The telecom giant reports a third-quarter dip in revenue of around a billion dollars compared with a year ago, but manages to post income roughly in line with analysts' expectations.

AT&T saw third-quarter revenue slip about a billion dollars from a year ago, but managed to post income roughly in line with analysts' expectations, with broadband and data businesses offsetting declines in its long-distance business.

The company on Tuesday reported revenue of $12 billion, down 8.3 percent from a year ago. Net income for the quarter was $207 million, or 5 cents per share, for the three months ended Sept. 30. Excluding one-time events, the company posted a net profit of 6 cents per share, a penny higher than analysts were expecting, according to a survey conducted by First Call.

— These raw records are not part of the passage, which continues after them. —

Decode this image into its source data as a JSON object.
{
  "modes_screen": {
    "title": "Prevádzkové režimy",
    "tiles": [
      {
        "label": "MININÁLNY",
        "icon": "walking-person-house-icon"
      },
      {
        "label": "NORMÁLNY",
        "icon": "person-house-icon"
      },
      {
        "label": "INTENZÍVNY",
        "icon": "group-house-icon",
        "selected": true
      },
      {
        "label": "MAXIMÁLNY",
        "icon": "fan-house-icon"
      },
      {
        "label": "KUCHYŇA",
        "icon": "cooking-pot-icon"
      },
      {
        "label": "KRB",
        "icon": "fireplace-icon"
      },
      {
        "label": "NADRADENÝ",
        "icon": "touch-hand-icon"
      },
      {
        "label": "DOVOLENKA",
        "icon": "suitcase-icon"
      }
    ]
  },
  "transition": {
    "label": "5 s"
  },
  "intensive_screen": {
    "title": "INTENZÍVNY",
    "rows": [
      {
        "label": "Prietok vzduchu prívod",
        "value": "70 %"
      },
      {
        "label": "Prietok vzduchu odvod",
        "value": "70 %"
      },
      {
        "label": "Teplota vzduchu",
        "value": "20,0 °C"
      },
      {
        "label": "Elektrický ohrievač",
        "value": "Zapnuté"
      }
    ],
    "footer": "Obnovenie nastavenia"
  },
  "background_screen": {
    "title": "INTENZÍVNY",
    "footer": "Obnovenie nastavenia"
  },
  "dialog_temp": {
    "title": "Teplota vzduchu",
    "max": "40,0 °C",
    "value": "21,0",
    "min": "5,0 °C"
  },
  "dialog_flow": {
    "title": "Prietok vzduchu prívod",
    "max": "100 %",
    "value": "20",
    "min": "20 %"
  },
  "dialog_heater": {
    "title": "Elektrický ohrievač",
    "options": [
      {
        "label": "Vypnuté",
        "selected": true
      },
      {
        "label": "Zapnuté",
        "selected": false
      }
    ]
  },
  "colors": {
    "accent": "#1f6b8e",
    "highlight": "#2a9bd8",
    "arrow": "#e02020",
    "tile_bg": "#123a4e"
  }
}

The company's financial results underwent a number of adjustments, most related to Excite@Home, the high-speed cable Internet company that went bankrupt in 2001, sparking a major legal battle.

The broadband business did reasonably well in the third quarter, with revenue up 8.2 percent on a pro forma basis to $2.5 billion. Revenue growth was mainly driven by advanced services such as high-speed data and digital video.

Earnings before interest, taxes, depreciation and amortization (EBITDA) for that business was $569 million, or $676 million excluding Comcast-related merger costs. The company maintained its previously issued outlook for full-year revenue growth in the low double digits and for 2002 EBITDA of between $2.4 billion and $2.5 billion.

AT&T expects to complete its spinoff of AT&T Broadband and that division's merger with Comcast this quarter. After the merger, AT&T's main business will consist of its phone and data services.

The phone and data business did not do as well. Revenue for the business division slipped 1.6 percent from a year ago to $6.7 billion, while the consumer business plunged 25.9 percent to $2.8 billion. The company pointed to increased competition and to a growing trend of consumers replacing their regular phone service with wireless and Internet services for the decline in the consumer business.

On a conference call, Armstrong, who will be retiring as CEO of AT&T and who will join Comcast as chairman following the merger, bade farewell to the analyst community. He also took a few potshots at some of his competitors who have been undergoing scrutiny of their accounting policies, saying that "the playing field was not level."